But Bellovin warned members that the issue of using patented technologies in IETF standards was not yet put to rest.

"That doesn't mean that the IPR issue is dead," Bellovin wrote. "There are a lot of people who remain concerned about it, often with good reason. What isn't clear is what structure should be created for the ongoing discussion...The only option that is effectively ruled out at this time is a new working group specifically chartered to change the current IPR policy; that issue has to be considered settled for the time being."

In the case of the W3C, that standards body began with a policy that curbed the use of patented technologies. Large patent-holders, including IBM and Microsoft, lobbied the group to start permitting the use of RAND technologies, but opponents, including open-source activists, managed to ward off a major change at the Web consortium.

At the IETF, by contrast, there has been a long-standing policy allowing the use of patented technology in standards.

In an e-mail interview, Bellovin said his group was walking a fine line between restricting the use of its technologies by using patents and thwarting development by restricting patented contributions.

"Technology can be unavailable" because it is RAND or because it is royalty free, he wrote. "RAND because of its effect on open-source developers. (And royalty free) because some IPR holders won't bring their technology to the IETF if they can't profit from it. We need to figure out how to move forward to avoid both sets of problems. The IPR question isn't closed by any means, nor should it be."

One critic of the IETF's RAND policy called Bellovin's concerns misplaced.

"We need to be clear that making a patent available for (free) use in a standard doesn't mean the patent holder waives all royalties," wrote Bruce Perens, the open source activist and recent recipient of a $50,000 annuity to fight the use of RAND technologies by standards bodies. "The royalty-free terms at W3C are for implementation of the standard only, not for any other purpose--even in the same program. That gives the patent holders lots of room to make money."

Anticipating the working group's decision on whether to reevaluate the IPR policy as a whole, Perens in November threatened to pack the IETF's IPR mailing list with open-source advocates. He later backed off that threat, and Bellovin expressed relief that he did so.
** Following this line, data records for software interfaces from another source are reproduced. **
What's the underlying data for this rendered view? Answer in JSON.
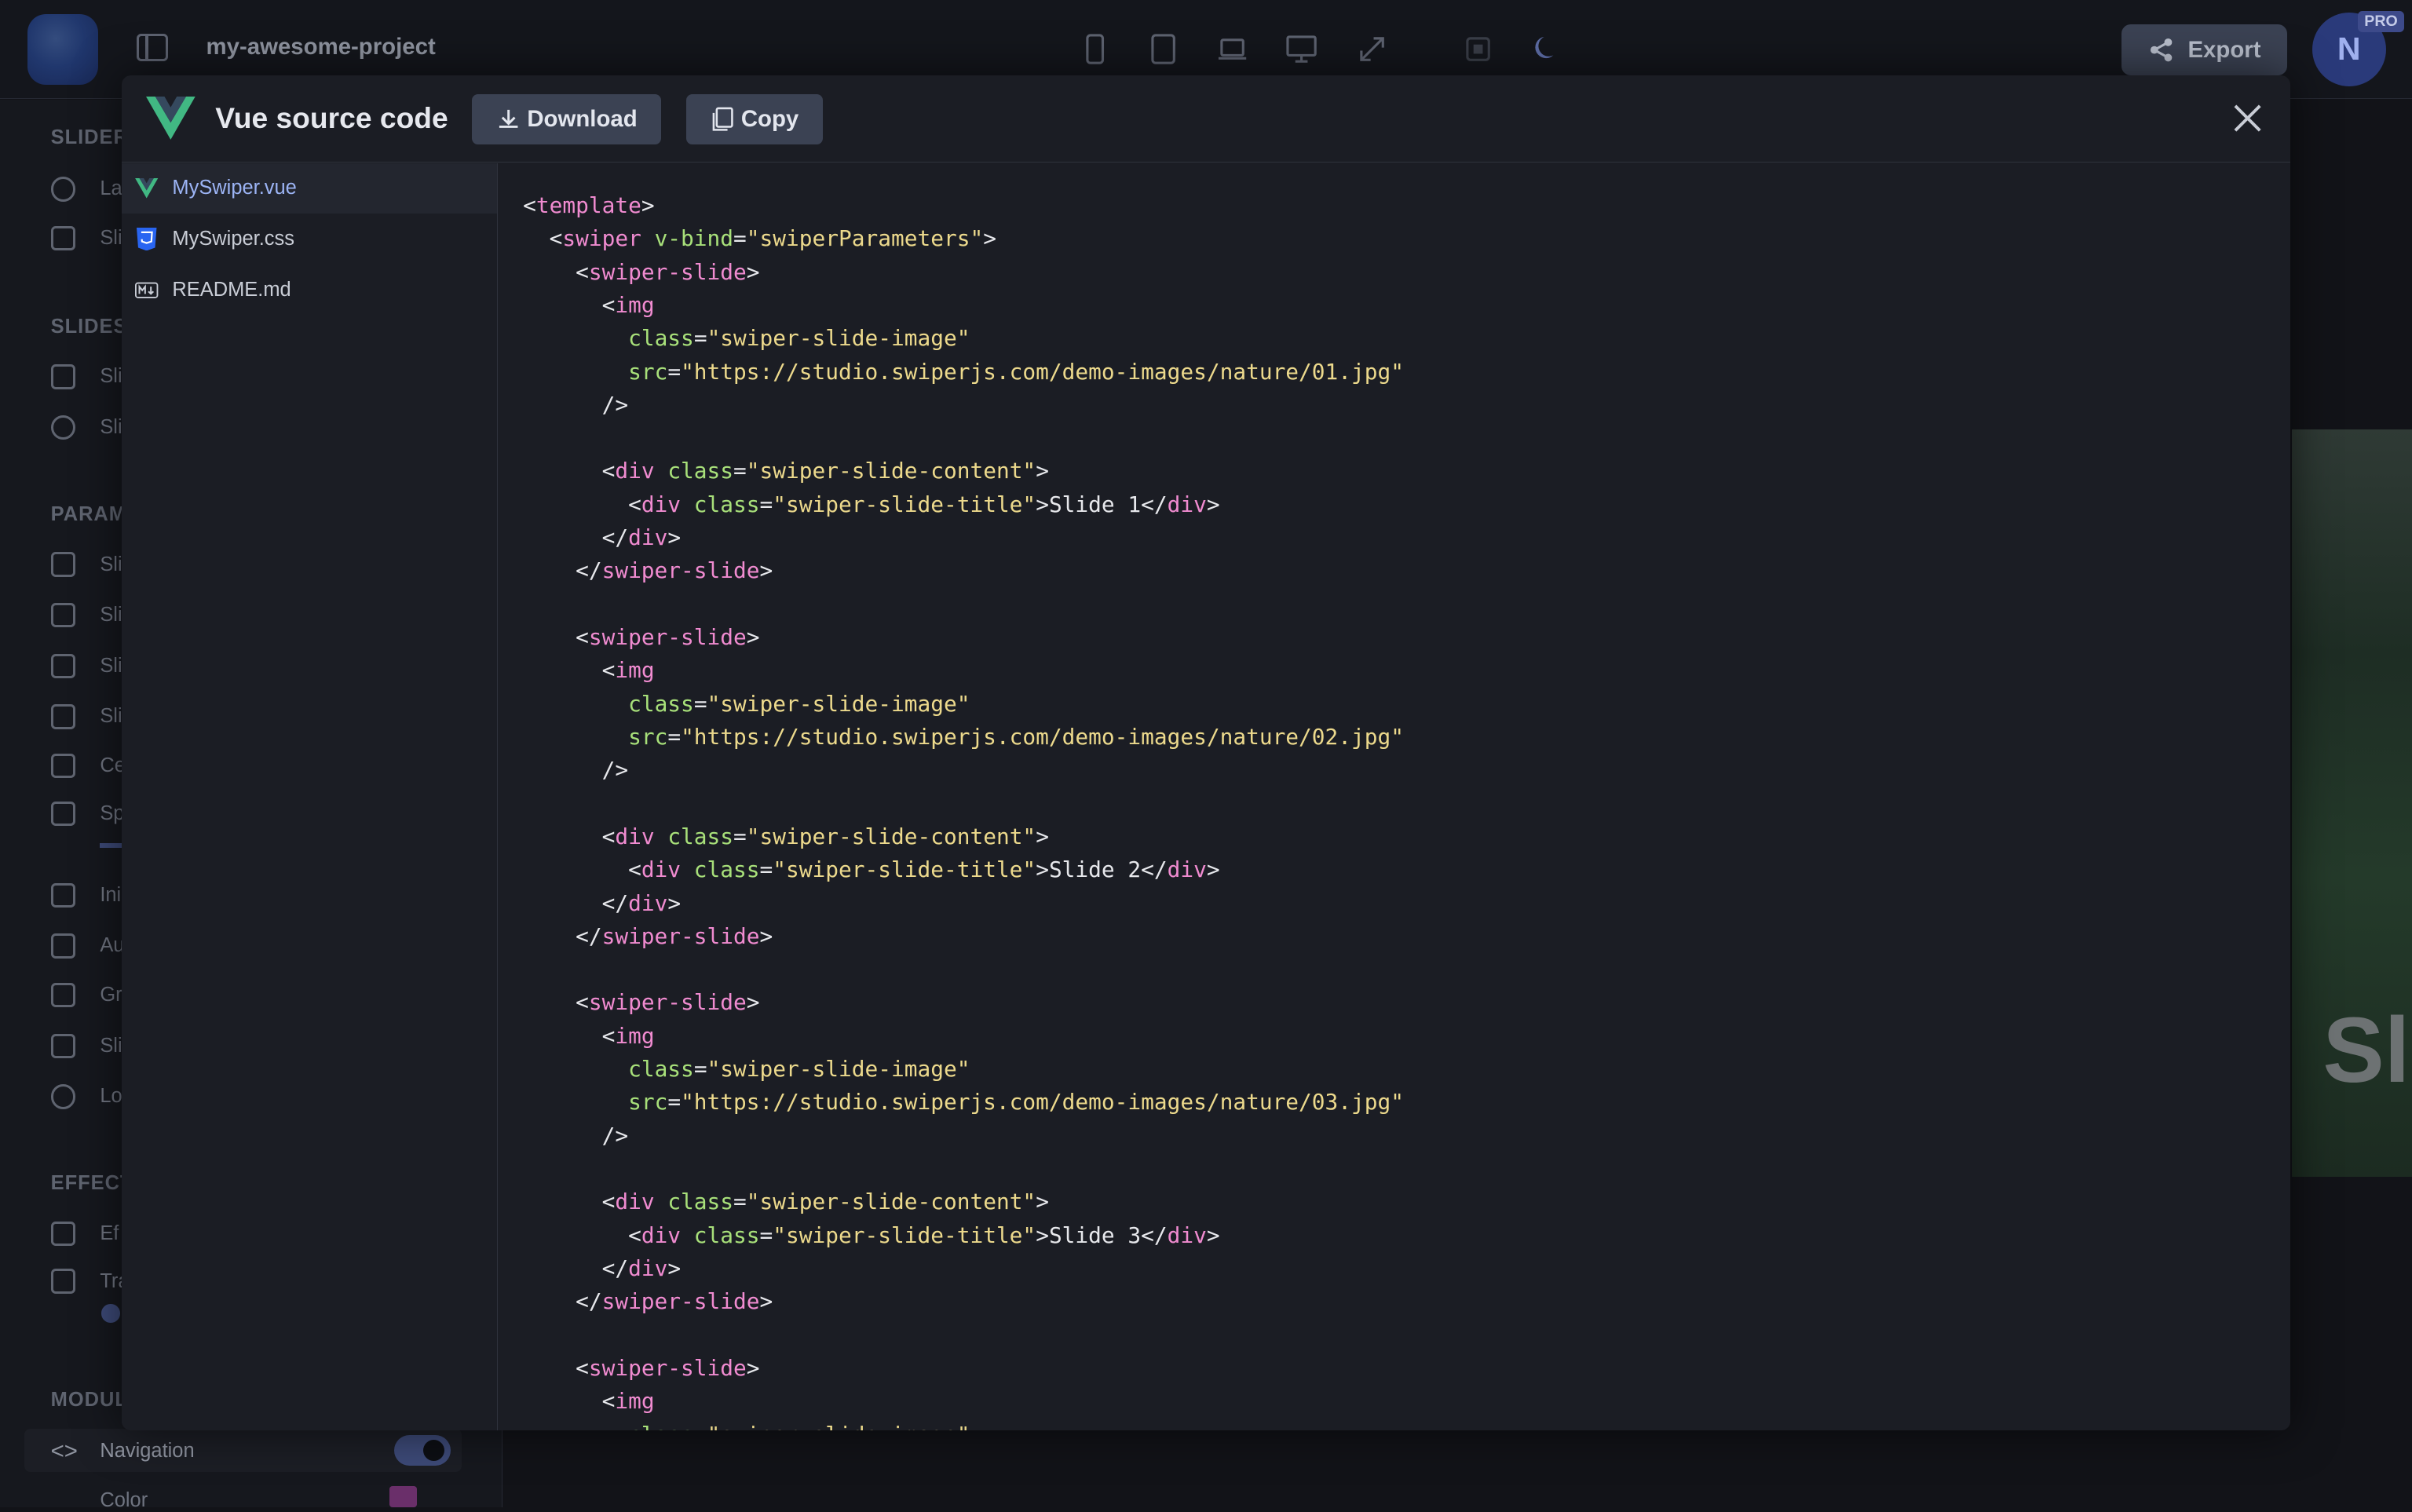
{
  "app": {
    "project_name": "my-awesome-project",
    "export_label": "Export",
    "avatar_initial": "N",
    "pro_badge": "PRO",
    "device_icons": [
      "phone-icon",
      "tablet-icon",
      "laptop-icon",
      "desktop-icon",
      "expand-icon",
      "frame-icon",
      "moon-icon"
    ]
  },
  "left_panel": {
    "sections": [
      "SLIDER",
      "SLIDES",
      "PARAM",
      "EFFECT",
      "MODUL"
    ],
    "items": [
      "La",
      "Sli",
      "Sli",
      "Sli",
      "Sli",
      "Sli",
      "Sli",
      "Sli",
      "Ce",
      "Sp",
      "Ini",
      "Au",
      "Gr",
      "Sli",
      "Lo",
      "Ef",
      "Tra"
    ],
    "navigation_label": "Navigation",
    "color_label": "Color"
  },
  "preview": {
    "visible_text": "Sl"
  },
  "modal": {
    "title": "Vue source code",
    "download_label": "Download",
    "copy_label": "Copy",
    "files": [
      {
        "name": "MySwiper.vue",
        "icon": "vue-icon",
        "active": true
      },
      {
        "name": "MySwiper.css",
        "icon": "css-icon",
        "active": false
      },
      {
        "name": "README.md",
        "icon": "markdown-icon",
        "active": false
      }
    ],
    "code": {
      "template_open": "template",
      "swiper_tag": "swiper",
      "swiper_attr": "v-bind",
      "swiper_attr_value": "\"swiperParameters\"",
      "slides": [
        {
          "img_src": "\"https://studio.swiperjs.com/demo-images/nature/01.jpg\"",
          "title": "Slide 1"
        },
        {
          "img_src": "\"https://studio.swiperjs.com/demo-images/nature/02.jpg\"",
          "title": "Slide 2"
        },
        {
          "img_src": "\"https://studio.swiperjs.com/demo-images/nature/03.jpg\"",
          "title": "Slide 3"
        }
      ],
      "slide_tag": "swiper-slide",
      "img_tag": "img",
      "div_tag": "div",
      "class_attr": "class",
      "src_attr": "src",
      "img_class_value": "\"swiper-slide-image\"",
      "content_class_value": "\"swiper-slide-content\"",
      "title_class_value": "\"swiper-slide-title\""
    }
  },
  "colors": {
    "tag": "#f08bd0",
    "attribute": "#a8e07a",
    "string": "#ecd98c",
    "active_file": "#9cb4f5"
  }
}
"As far as I can see, there has been no attempt to pack the mailing list, which makes me happy," Bellovin wrote in the e-mail interview. "It shows that everyone, even those who disagree, respect the process."